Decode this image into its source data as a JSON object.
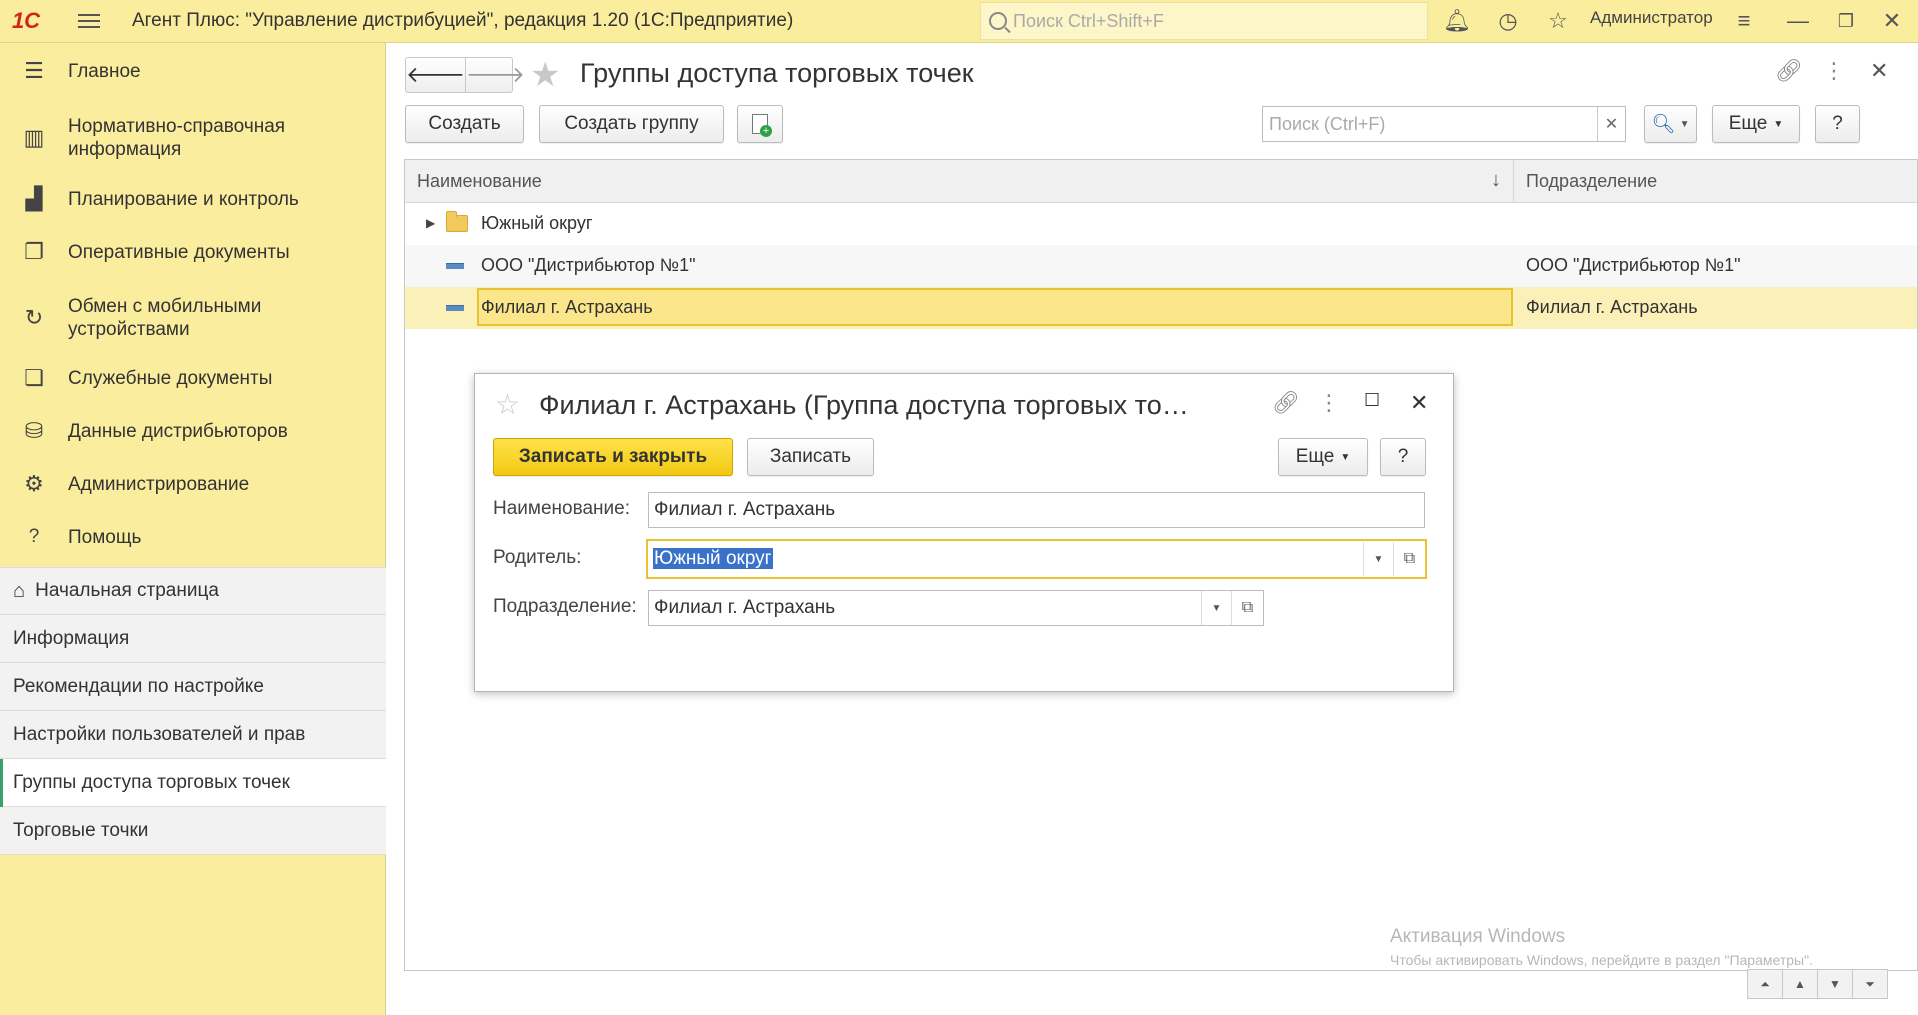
{
  "topbar": {
    "logo": "1С",
    "title": "Агент Плюс: \"Управление дистрибуцией\", редакция 1.20  (1С:Предприятие)",
    "search_placeholder": "Поиск Ctrl+Shift+F",
    "user": "Администратор"
  },
  "sidebar": {
    "sections": [
      {
        "label": "Главное",
        "icon": "list-icon"
      },
      {
        "label": "Нормативно-справочная информация",
        "icon": "book-icon"
      },
      {
        "label": "Планирование и контроль",
        "icon": "chart-icon"
      },
      {
        "label": "Оперативные документы",
        "icon": "documents-icon"
      },
      {
        "label": "Обмен с мобильными устройствами",
        "icon": "sync-icon"
      },
      {
        "label": "Служебные документы",
        "icon": "service-docs-icon"
      },
      {
        "label": "Данные дистрибьюторов",
        "icon": "database-icon"
      },
      {
        "label": "Администрирование",
        "icon": "gear-icon"
      },
      {
        "label": "Помощь",
        "icon": "help-icon"
      }
    ],
    "open_windows": [
      {
        "label": "Начальная страница"
      },
      {
        "label": "Информация"
      },
      {
        "label": "Рекомендации по настройке"
      },
      {
        "label": "Настройки пользователей и прав"
      },
      {
        "label": "Группы доступа торговых точек"
      },
      {
        "label": "Торговые точки"
      }
    ]
  },
  "main": {
    "title": "Группы доступа торговых точек",
    "toolbar": {
      "create": "Создать",
      "create_group": "Создать группу",
      "search_placeholder": "Поиск (Ctrl+F)",
      "more": "Еще",
      "help": "?"
    },
    "table": {
      "columns": [
        "Наименование",
        "Подразделение"
      ],
      "sort_indicator": "↓",
      "rows": [
        {
          "name": "Южный округ",
          "division": "",
          "type": "folder"
        },
        {
          "name": "ООО \"Дистрибьютор №1\"",
          "division": "ООО \"Дистрибьютор №1\"",
          "type": "item"
        },
        {
          "name": "Филиал г. Астрахань",
          "division": "Филиал г. Астрахань",
          "type": "item",
          "selected": true
        }
      ]
    }
  },
  "dialog": {
    "title": "Филиал г. Астрахань (Группа доступа торговых то…",
    "save_close": "Записать и закрыть",
    "save": "Записать",
    "more": "Еще",
    "help": "?",
    "fields": {
      "name_label": "Наименование:",
      "name_value": "Филиал г. Астрахань",
      "parent_label": "Родитель:",
      "parent_value": "Южный округ",
      "division_label": "Подразделение:",
      "division_value": "Филиал г. Астрахань"
    }
  },
  "watermark": {
    "line1": "Активация Windows",
    "line2": "Чтобы активировать Windows, перейдите в раздел \"Параметры\"."
  }
}
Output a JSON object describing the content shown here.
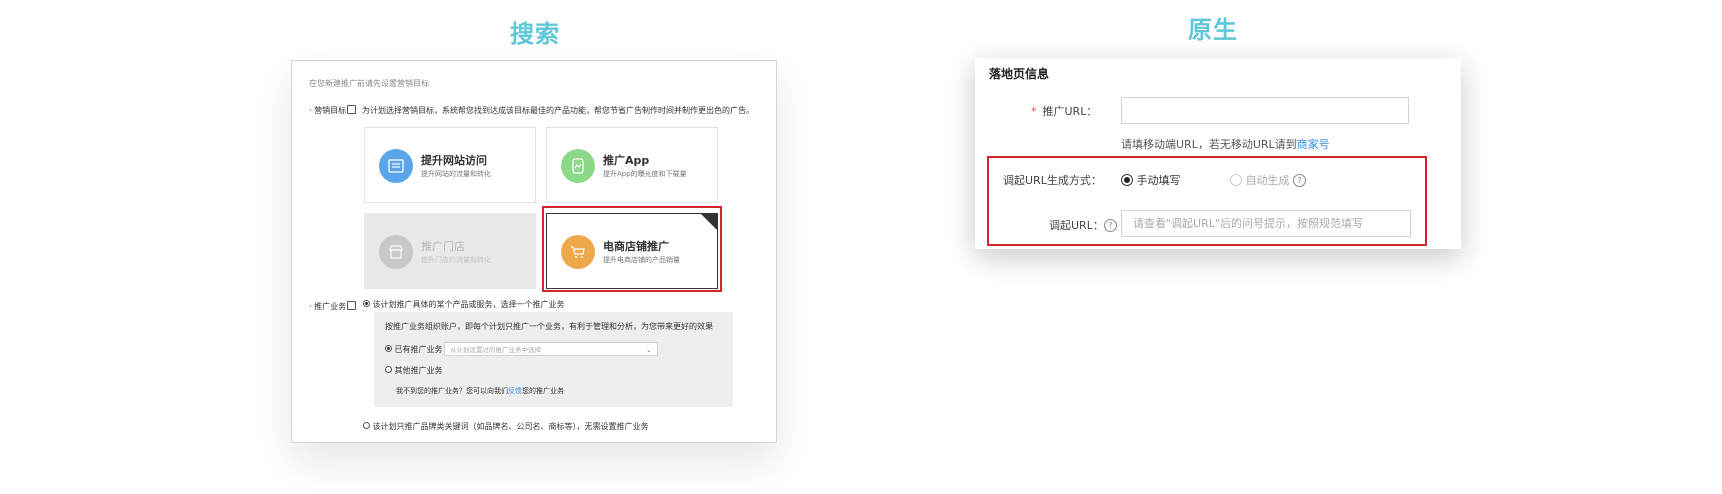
{
  "titles": {
    "left": "搜索",
    "right": "原生"
  },
  "left": {
    "heading": "在您新建推广前请先设置营销目标",
    "goal_label": "营销目标",
    "goal_desc": "为计划选择营销目标，系统帮您找到达成该目标最佳的产品功能，帮您节省广告制作时间并制作更出色的广告。",
    "cards": [
      {
        "title": "提升网站访问",
        "sub": "提升网站的流量和转化",
        "icon": "website-icon",
        "color": "#5aa4ea"
      },
      {
        "title": "推广App",
        "sub": "提升App的曝光度和下载量",
        "icon": "app-icon",
        "color": "#8cd98a"
      },
      {
        "title": "推广门店",
        "sub": "提升门店的流量和转化",
        "icon": "store-icon",
        "color": "#c9c9c9"
      },
      {
        "title": "电商店铺推广",
        "sub": "提升电商店铺的产品销量",
        "icon": "cart-icon",
        "color": "#f0a94a"
      }
    ],
    "business_label": "推广业务",
    "business_opt1": "该计划推广具体的某个产品或服务，选择一个推广业务",
    "box_desc": "按推广业务组织账户，即每个计划只推广一个业务，有利于管理和分析，为您带来更好的效果",
    "existing_label": "已有推广业务",
    "select_placeholder": "从计划设置过的推广业务中选择",
    "other_label": "其他推广业务",
    "feedback_prefix": "我不到您的推广业务？您可以向我们",
    "feedback_link": "反馈",
    "feedback_suffix": "您的推广业务",
    "business_opt2": "该计划只推广品牌类关键词（如品牌名、公司名、商标等），无需设置推广业务"
  },
  "right": {
    "title": "落地页信息",
    "url_label": "推广URL：",
    "url_value": "",
    "hint_prefix": "请填移动端URL，若无移动URL请到",
    "hint_link": "商家号",
    "gen_label": "调起URL生成方式：",
    "gen_opt1": "手动填写",
    "gen_opt2": "自动生成",
    "invoke_label": "调起URL：",
    "invoke_placeholder": "请查看\"调起URL\"后的问号提示，按照规范填写"
  },
  "colors": {
    "title": "#5ec8d8",
    "highlight": "#d4252c",
    "link": "#3a8ee6",
    "required": "#e24a4a"
  }
}
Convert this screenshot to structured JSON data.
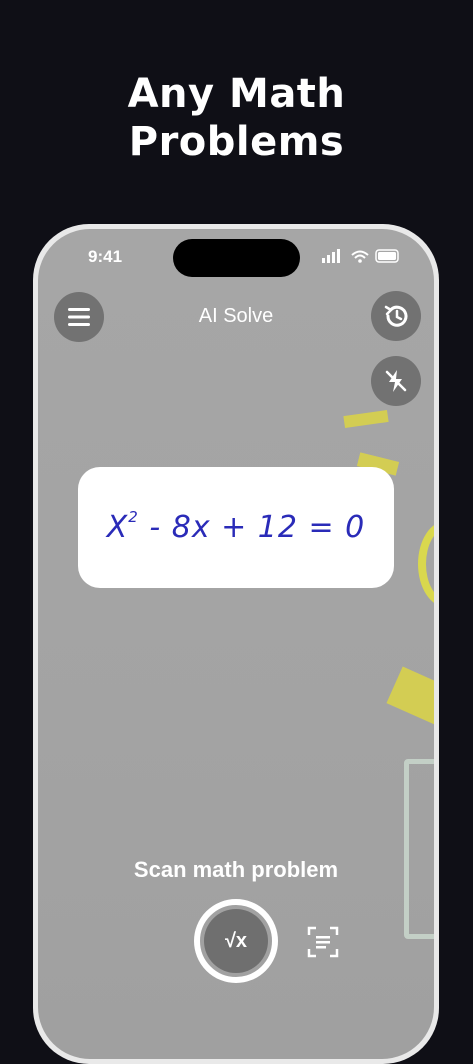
{
  "headline": {
    "line1": "Any Math",
    "line2": "Problems"
  },
  "status_bar": {
    "time": "9:41"
  },
  "header": {
    "title": "AI Solve",
    "menu_icon": "hamburger-menu-icon",
    "history_icon": "history-icon",
    "flash_icon": "flash-off-icon"
  },
  "problem_card": {
    "equation_base": "X",
    "equation_exp": "2",
    "equation_rest": "- 8x + 12 = 0"
  },
  "scan": {
    "label": "Scan math problem",
    "shutter_symbol": "√x",
    "text_scan_icon": "text-scan-icon"
  }
}
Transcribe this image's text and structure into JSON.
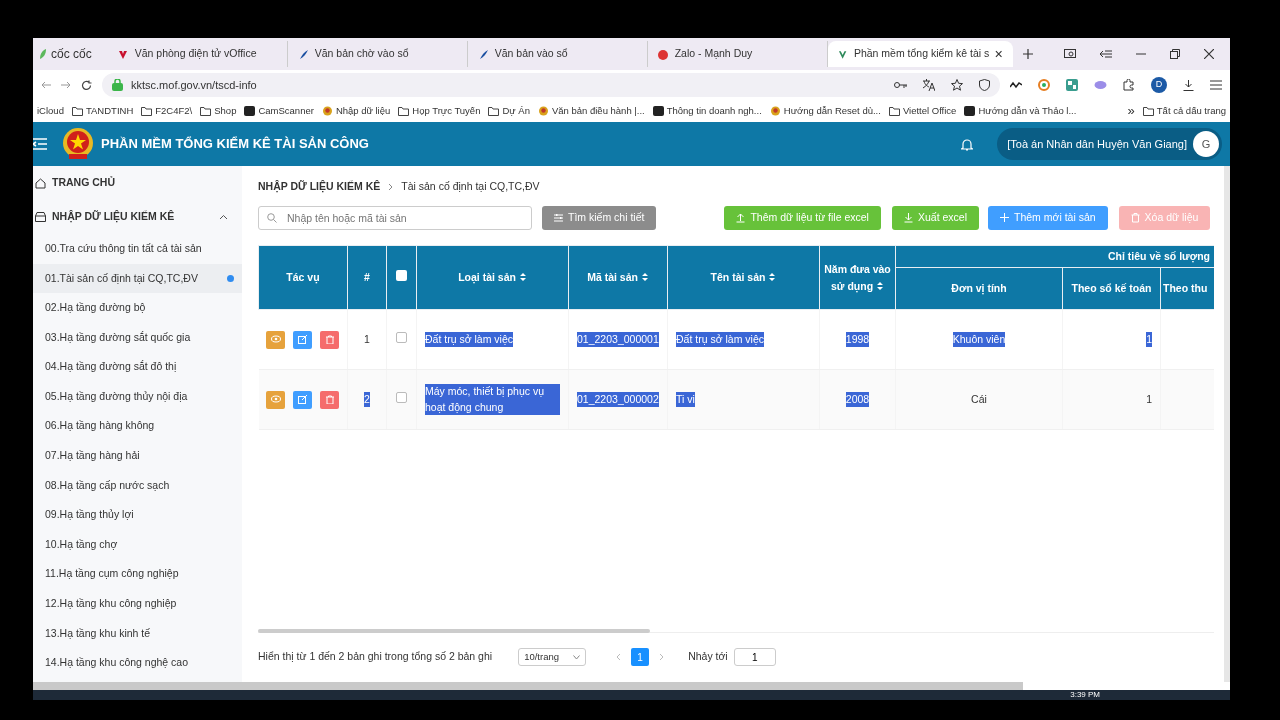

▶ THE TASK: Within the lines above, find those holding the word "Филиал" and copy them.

▶ RESPONSE FOR THIS EXERCISE:
          "name": "Филиал г. Астрахань",
          "division": "Филиал г. Астрахань",
    "title": "Филиал г. Астрахань (Группа доступа торговых то…",
      "name_value": "Филиал г. Астрахань",
      "division_value": "Филиал г. Астрахань"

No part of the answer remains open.